As of Monday morning, 136 Guard members had been authorized to deploy to 25 facilities across West Virginia.


Click here for more information,


“Our National Guard is doing terrific work backstopping our hospitals,” Gov. Justice said. “We thank them over and over in every way.”



Health Care



Lawmakers review certificate-of-need law


With hospitals facing waves of Covid patients and shortages of nurses and medical professionals, members of the West Virginia Legislature are examining the state’s certificate-of-need law to determine whether it is a barrier to delivering care.


Such a bill may be on a committee agenda in the House of Delegates by the end of the month, but opponents believe repealing certificates of need won’t solve the problem of job flight and could decrease the quality of care.


Click here to read more.


House Majority Leader Amy Summers of Taylor County is an emergency room nurse and has long supported repealing the certificate of need. Delegate Summers last year was the lead sponsor of legislation that would have eliminated certificates of need.
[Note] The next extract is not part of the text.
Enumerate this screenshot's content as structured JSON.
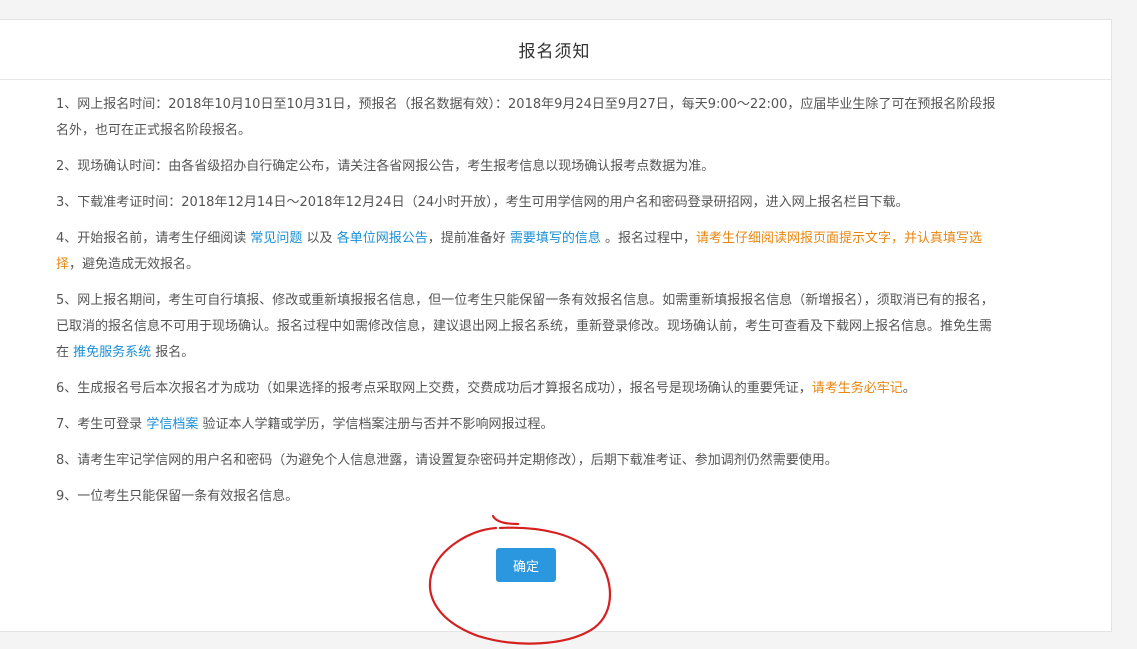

The committee did not take up bill.


House Republicans have introduced bills to repeal the certificate of need every year since 2017, but Summers said last week that support is growing for removing the requirement from code.






House approves liquor production bill


The House of Delegates on Monday approved HB2972, which would eliminate a section of state code that blocks the production of homemade liquor.


Click here for details.


Supporters said the law already allows for home production of beer or wine, and the legislation adds distilled spirts to the list. The prohibition dates back decades and is tied to West Virginia’s legacy of moonshine. However, supporters said the bill nullifies an area of the existing law that had become antiquated.


The bill passed the house 74-22 and now goes to the state Senate.



Legislative Calendar




Click here

for the full session calendar

of the 85th West Virginia Legislature.



WV Legislature
Legislature Live


Meeting Notices
Proposed Rules


Legislature Blog
Glossary of Terms


Some information in this update is collected from the WV Legislature’s Daily/Weekly Blogs.


Hartman Harman Cosco, Public Policy Strategists, LLC, (H2C) is a strategically assembled bipartisan lobbying firm comprised of legal, communications and policy professionals. H2C possesses the insight and intuition that only comes from decades of hands on experience leading community and statewide initiatives.